DETROIT — Joe Maddon leaned on the legacy of Tommy Tutone, a one-hit wonder pop group from the 1980s, when filling out Thursday’s lineup, and the Rays actually fared better than the group.
They had two hits.
The Rays’ season-long five-game winning streak came to an abrupt end at Comerica Park. The surging Tigers saw to that with an 8-1 victory that included three first-inning home runs off starter Erik Bedard.
The Rays lost for just the second time during the first seven days of this 11-game, 10-day road trip.
“We weren’t going to win the rest of our games. I’m pretty sure of that,” Maddon said. “For me, it’s about winning series. I do anticipate us playing well (tonight).”
They Rays never had a chance against Tigers righty Max Scherzer, who allowed two hits, walked one, allowed a run and struck out seven in eight innings to win his 10th game of the season.

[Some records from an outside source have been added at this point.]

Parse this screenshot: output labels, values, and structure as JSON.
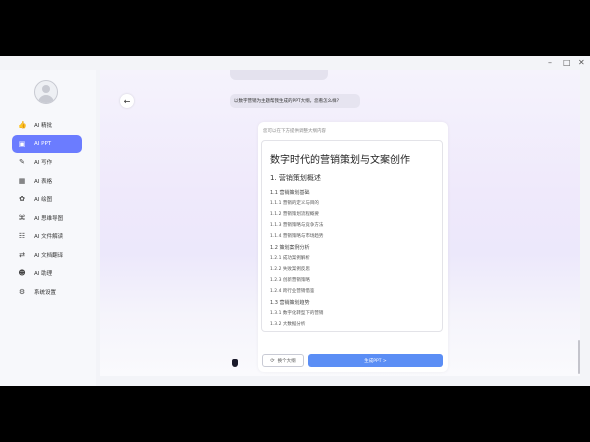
{
  "window": {
    "controls": {
      "minimize": "–",
      "maximize": "□",
      "close": "✕"
    }
  },
  "sidebar": {
    "items": [
      {
        "label": "AI 精批",
        "icon": "thumb-up-icon",
        "glyph": "👍",
        "active": false
      },
      {
        "label": "AI PPT",
        "icon": "presentation-icon",
        "glyph": "▣",
        "active": true
      },
      {
        "label": "AI 写作",
        "icon": "pen-icon",
        "glyph": "✎",
        "active": false
      },
      {
        "label": "AI 表格",
        "icon": "table-icon",
        "glyph": "▦",
        "active": false
      },
      {
        "label": "AI 绘图",
        "icon": "paint-icon",
        "glyph": "✿",
        "active": false
      },
      {
        "label": "AI 思维导图",
        "icon": "mindmap-icon",
        "glyph": "⌘",
        "active": false
      },
      {
        "label": "AI 文件解读",
        "icon": "file-read-icon",
        "glyph": "☷",
        "active": false
      },
      {
        "label": "AI 文档翻译",
        "icon": "translate-icon",
        "glyph": "⇄",
        "active": false
      },
      {
        "label": "AI 助理",
        "icon": "robot-icon",
        "glyph": "☻",
        "active": false
      },
      {
        "label": "系统设置",
        "icon": "gear-icon",
        "glyph": "⚙",
        "active": false
      }
    ]
  },
  "chat": {
    "user_message": "以数字营销为主题帮我生成的PPT大纲，您看怎么样?"
  },
  "outline_card": {
    "hint": "您可以在下方提供调整大纲内容",
    "title": "数字时代的营销策划与文案创作",
    "chapter1": "1. 营销策划概述",
    "items": [
      {
        "level": 2,
        "text": "1.1 营销策划基础"
      },
      {
        "level": 3,
        "text": "1.1.1 营销的定义与目的"
      },
      {
        "level": 3,
        "text": "1.1.2 营销策划流程概要"
      },
      {
        "level": 3,
        "text": "1.1.3 营销策略与竞争方法"
      },
      {
        "level": 3,
        "text": "1.1.4 营销策略与市场趋势"
      },
      {
        "level": 2,
        "text": "1.2 策划案例分析"
      },
      {
        "level": 3,
        "text": "1.2.1 成功案例解析"
      },
      {
        "level": 3,
        "text": "1.2.2 失败案例反思"
      },
      {
        "level": 3,
        "text": "1.2.3 创新营销策略"
      },
      {
        "level": 3,
        "text": "1.2.4 跨行业营销借鉴"
      },
      {
        "level": 2,
        "text": "1.3 营销策划趋势"
      },
      {
        "level": 3,
        "text": "1.3.1 数字化转型下的营销"
      },
      {
        "level": 3,
        "text": "1.3.2 大数据分析"
      }
    ],
    "rewrite_label": "换个大纲",
    "generate_label": "生成PPT  >"
  },
  "colors": {
    "accent": "#6b7cff",
    "button": "#5b8ef5"
  }
}
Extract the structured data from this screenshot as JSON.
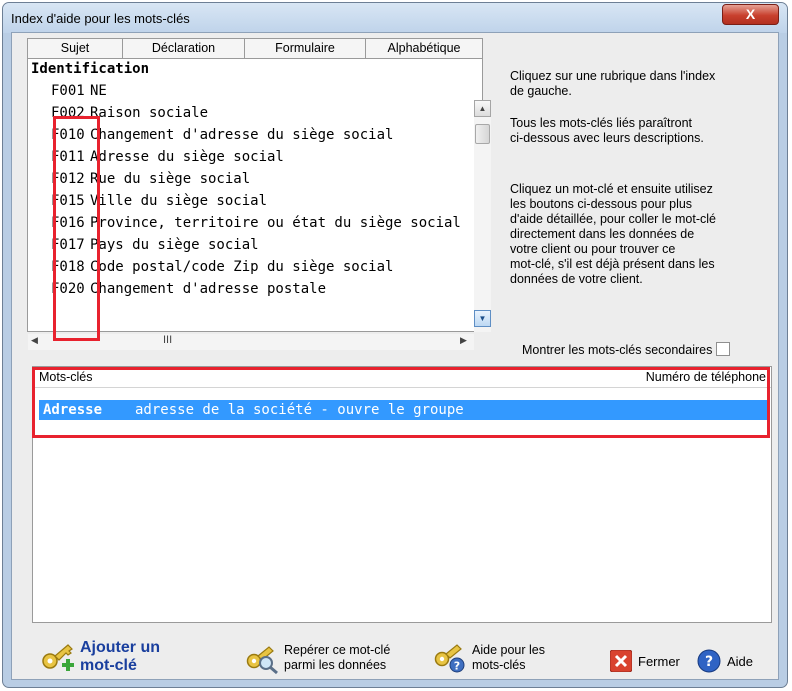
{
  "window": {
    "title": "Index d'aide pour les mots-clés",
    "close_glyph": "X"
  },
  "tabs": [
    "Sujet",
    "Déclaration",
    "Formulaire",
    "Alphabétique"
  ],
  "index": {
    "section": "Identification",
    "entries": [
      {
        "code": "F001",
        "label": "NE"
      },
      {
        "code": "F002",
        "label": "Raison sociale"
      },
      {
        "code": "F010",
        "label": "Changement d'adresse du siège social"
      },
      {
        "code": "F011",
        "label": "Adresse du siège social"
      },
      {
        "code": "F012",
        "label": "Rue du siège social"
      },
      {
        "code": "F015",
        "label": "Ville du siège social"
      },
      {
        "code": "F016",
        "label": "Province, territoire ou état du siège social"
      },
      {
        "code": "F017",
        "label": "Pays du siège social"
      },
      {
        "code": "F018",
        "label": "Code postal/code Zip du siège social"
      },
      {
        "code": "F020",
        "label": "Changement d'adresse postale"
      }
    ]
  },
  "scroll": {
    "h_thumb_glyph": "III"
  },
  "instructions": {
    "line1": [
      "Cliquez sur une rubrique dans l'index",
      "de gauche."
    ],
    "line2": [
      "Tous les mots-clés liés paraîtront",
      "ci-dessous avec leurs descriptions."
    ],
    "line3": [
      "Cliquez un mot-clé et ensuite utilisez",
      "les boutons ci-dessous pour plus",
      "d'aide détaillée, pour coller le mot-clé",
      "directement dans les données de",
      "votre client ou pour trouver ce",
      "mot-clé, s'il est déjà présent dans les",
      "données de votre client."
    ]
  },
  "secondary_label": "Montrer les mots-clés secondaires",
  "keywords": {
    "col_keyword": "Mots-clés",
    "col_phone": "Numéro de téléphone",
    "rows": [
      {
        "keyword": "Adresse",
        "description": "adresse de la société - ouvre le groupe"
      }
    ]
  },
  "buttons": {
    "add_line1": "Ajouter un",
    "add_line2": "mot-clé",
    "find_line1": "Repérer ce mot-clé",
    "find_line2": "parmi les données",
    "help_line1": "Aide pour les",
    "help_line2": "mots-clés",
    "close": "Fermer",
    "help": "Aide"
  },
  "colors": {
    "selection": "#3399ff",
    "highlight_box": "#e8222e",
    "link_blue": "#1a3f9e"
  },
  "icons": [
    "close-icon",
    "scroll-up-icon",
    "scroll-down-icon",
    "scroll-left-icon",
    "scroll-right-icon",
    "key-add-icon",
    "key-search-icon",
    "key-help-icon",
    "close-x-icon",
    "help-circle-icon"
  ]
}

It was the eighth time this year Scherzer has allowed one or zero runs.
That run came in the first inning when lead-off hitter Desmond Jennings doubled on the first pitch and scored on Evan Longoria’s sacrifice fly.
The Tigers, though, jumped all over Bedard, who became the 18th pitcher in franchise history to surrender three home runs in one inning, and only the third to do it in the first.

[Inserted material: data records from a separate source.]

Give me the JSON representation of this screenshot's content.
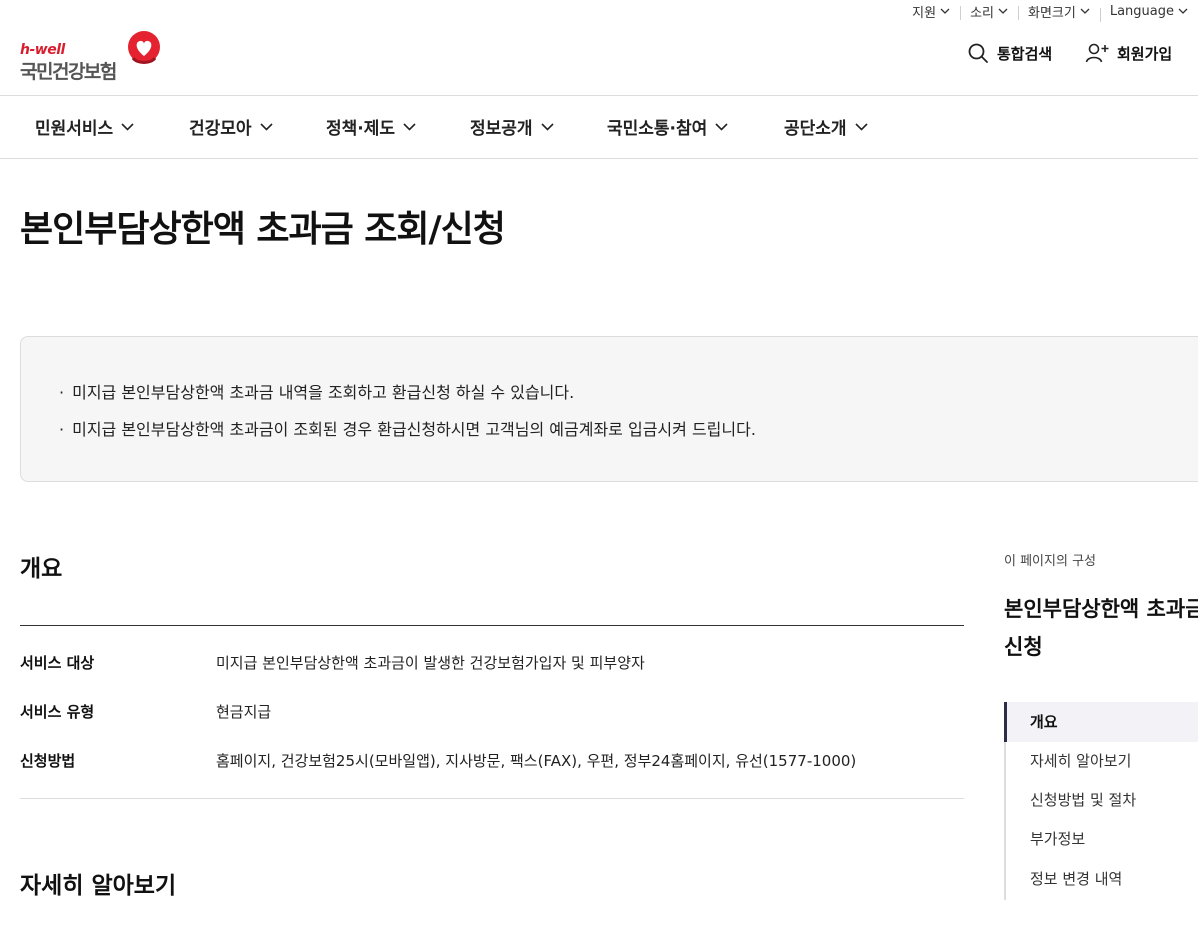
{
  "utility_bar": {
    "items": [
      {
        "label": "지원"
      },
      {
        "label": "소리"
      },
      {
        "label": "화면크기"
      },
      {
        "label": "Language"
      }
    ]
  },
  "header": {
    "logo_tagline": "h-well",
    "logo_name": "국민건강보험",
    "search_label": "통합검색",
    "signup_label": "회원가입",
    "brand_color": "#d81e2c"
  },
  "gnb": {
    "items": [
      {
        "label": "민원서비스"
      },
      {
        "label": "건강모아"
      },
      {
        "label": "정책·제도"
      },
      {
        "label": "정보공개"
      },
      {
        "label": "국민소통·참여"
      },
      {
        "label": "공단소개"
      }
    ]
  },
  "page": {
    "title": "본인부담상한액 초과금 조회/신청"
  },
  "info_box": {
    "bullet": "·",
    "lines": [
      "미지급 본인부담상한액 초과금 내역을 조회하고 환급신청 하실 수 있습니다.",
      "미지급 본인부담상한액 초과금이 조회된 경우 환급신청하시면 고객님의 예금계좌로 입금시켜 드립니다."
    ]
  },
  "overview": {
    "title": "개요",
    "rows": [
      {
        "label": "서비스 대상",
        "value": "미지급 본인부담상한액 초과금이 발생한 건강보험가입자 및 피부양자"
      },
      {
        "label": "서비스 유형",
        "value": "현금지급"
      },
      {
        "label": "신청방법",
        "value": "홈페이지, 건강보험25시(모바일앱), 지사방문, 팩스(FAX), 우편, 정부24홈페이지, 유선(1577-1000)"
      }
    ]
  },
  "details": {
    "title": "자세히 알아보기"
  },
  "sidebar": {
    "caption": "이 페이지의 구성",
    "title_line1": "본인부담상한액 초과금 조회/",
    "title_line2": "신청",
    "nav": [
      {
        "label": "개요",
        "active": true
      },
      {
        "label": "자세히 알아보기",
        "active": false
      },
      {
        "label": "신청방법 및 절차",
        "active": false
      },
      {
        "label": "부가정보",
        "active": false
      },
      {
        "label": "정보 변경 내역",
        "active": false
      }
    ]
  }
}
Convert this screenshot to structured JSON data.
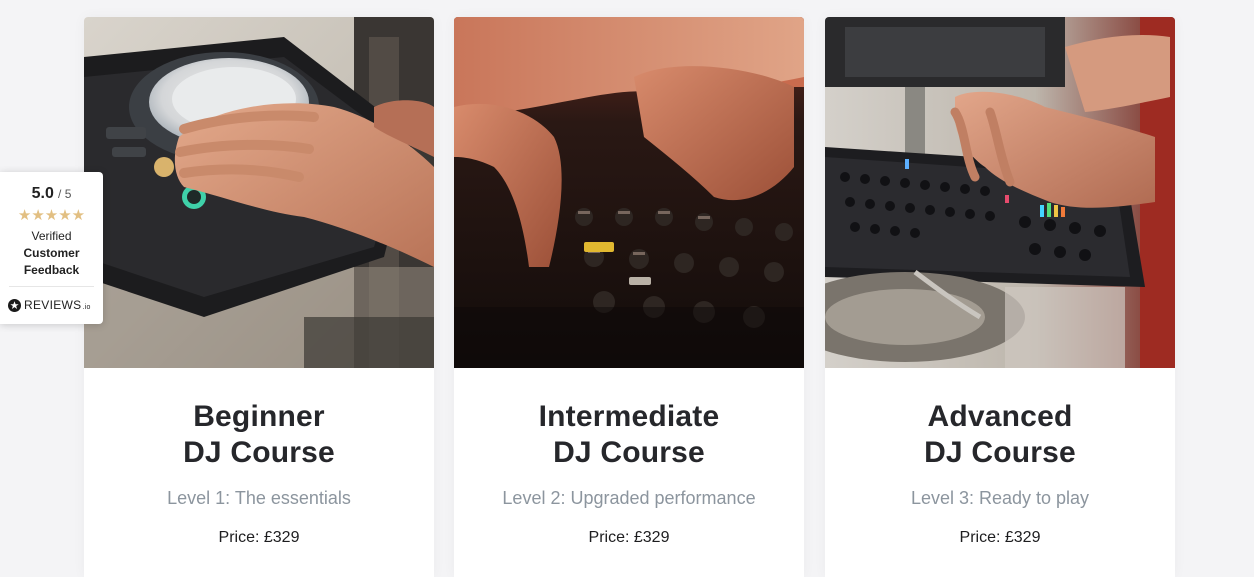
{
  "courses": [
    {
      "title_line1": "Beginner",
      "title_line2": "DJ Course",
      "level": "Level 1: The essentials",
      "price": "Price: £329",
      "image_icon": "dj-turntable-hand-photo"
    },
    {
      "title_line1": "Intermediate",
      "title_line2": "DJ Course",
      "level": "Level 2: Upgraded performance",
      "price": "Price: £329",
      "image_icon": "dj-mixer-knobs-photo"
    },
    {
      "title_line1": "Advanced",
      "title_line2": "DJ Course",
      "level": "Level 3: Ready to play",
      "price": "Price: £329",
      "image_icon": "dj-mixer-hands-photo"
    }
  ],
  "reviews_badge": {
    "score": "5.0",
    "out_of": "/ 5",
    "stars": "★★★★★",
    "rating_value": 5,
    "line1": "Verified",
    "line2": "Customer",
    "line3": "Feedback",
    "brand_name": "REVIEWS",
    "brand_suffix": ".io",
    "star_color": "#e2bf82"
  },
  "colors": {
    "page_background": "#f4f4f6",
    "card_background": "#ffffff",
    "title_text": "#26272b",
    "level_text": "#8c959e"
  }
}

Austin Jackson began the first with a single. Ian Kinsler followed with a home run to give the Tigers a 2-1 lead.
Miguel Cabrera drew a walk, and Victor Martinez followed with a home run.
Bedard retired J.D. Martinez on a fly ball to right field before allowing another home run, this one to Torii Hunter to make it a 5-1 game.

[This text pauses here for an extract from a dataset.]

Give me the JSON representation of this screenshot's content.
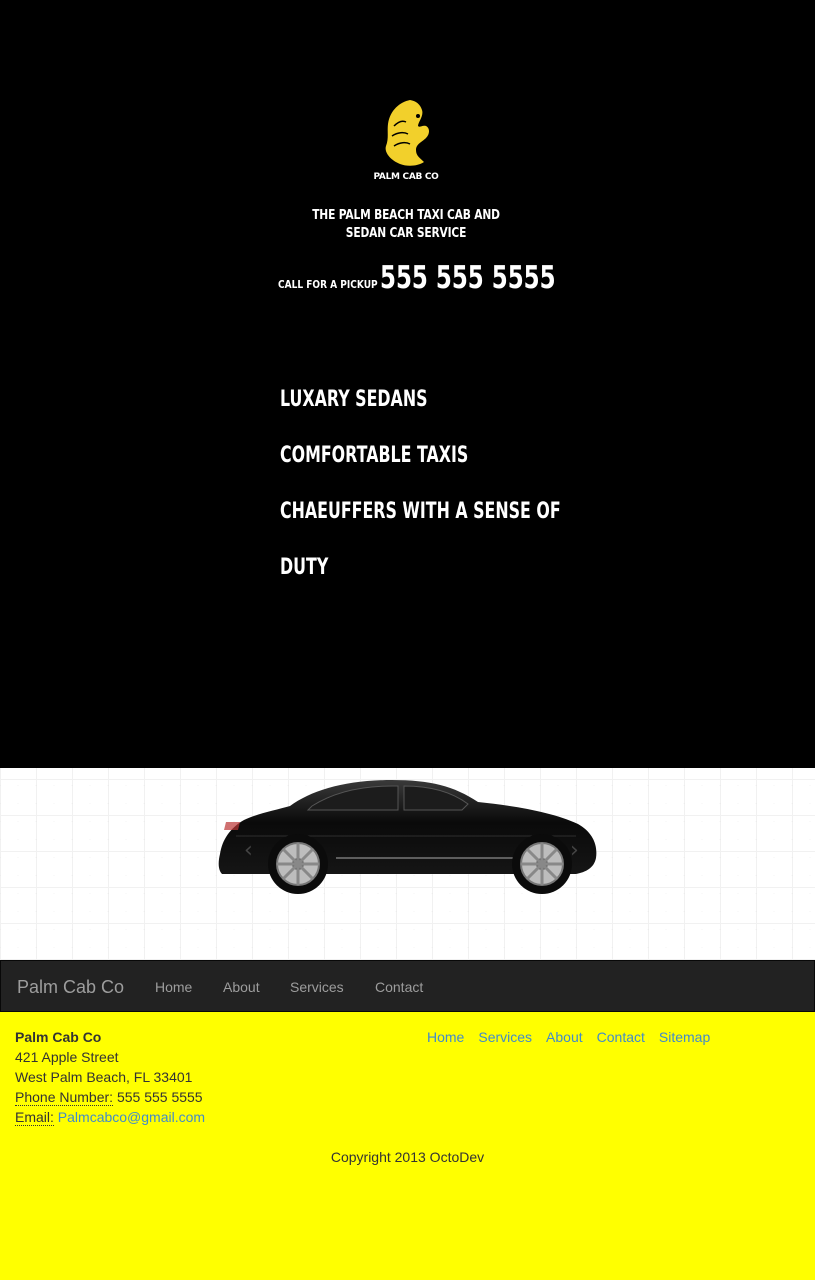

“Five runs, that pretty much made it very difficult,” Maddon said.
Bedard joins Ryan Rupe (July 26, 2001, at Anaheim) and Paul Abbott (May 3, 2004, at Texas) as the only Rays pitchers to be tagged for three home runs in the first inning.
Bedard, coming off his best start, when he threw a season-high seven innings in Baltimore, fell behind often, and the Tigers made him pay.
“They took advantage of the counts and they scored a lot of runs,” he said.
Bedard lasted two innings. He allowed six runs on eight hits.
“Everything they hit was right on the screws,” Maddon said. “They were well struck.”
James Loney had the Rays’ second hit, a two-out single in the fourth inning.
Maddon started three rookies Thursday — Kevin Kiermaier in right field, Cole Figueroa at second base and Vince Belnome, who was recalled from Triple-A Durham earlier in the day, at designated hitter.
Belnome, who made his major-league debut, replaced left-hander Jeff Beliveau on the roster. Belnome was picked because he hits left-handed and the Rays wanted as many lefties in the lineup against Scherzer. Belnome was 0-for-3 with two strikeouts.
The position numbers of the first seven batters in Maddon’s lineup card were the same as the famous phone number in Tommy Tutone’s 1981 hit “867-5309/Jenny.”
That song made it to fourth on Billboard’s Top 100. It was Tommy Tutone’s only hit.
“Win or lose, though, it’s still a good gig,” Maddon said before the game.
The only positives from the game came from Cesar Ramos (31⁄3 innings) and Kirby Yates (22⁄3 innings). They followed Bedard and saved the rest of the bullpen.
“That’s one game out of a four-game series. Twenty-four hours can make a huge difference,” Maddon said. “We’re trying to win series. We lost the game, move it along. Move it along. We’ve been playing well, we’re going to play well (tonight).”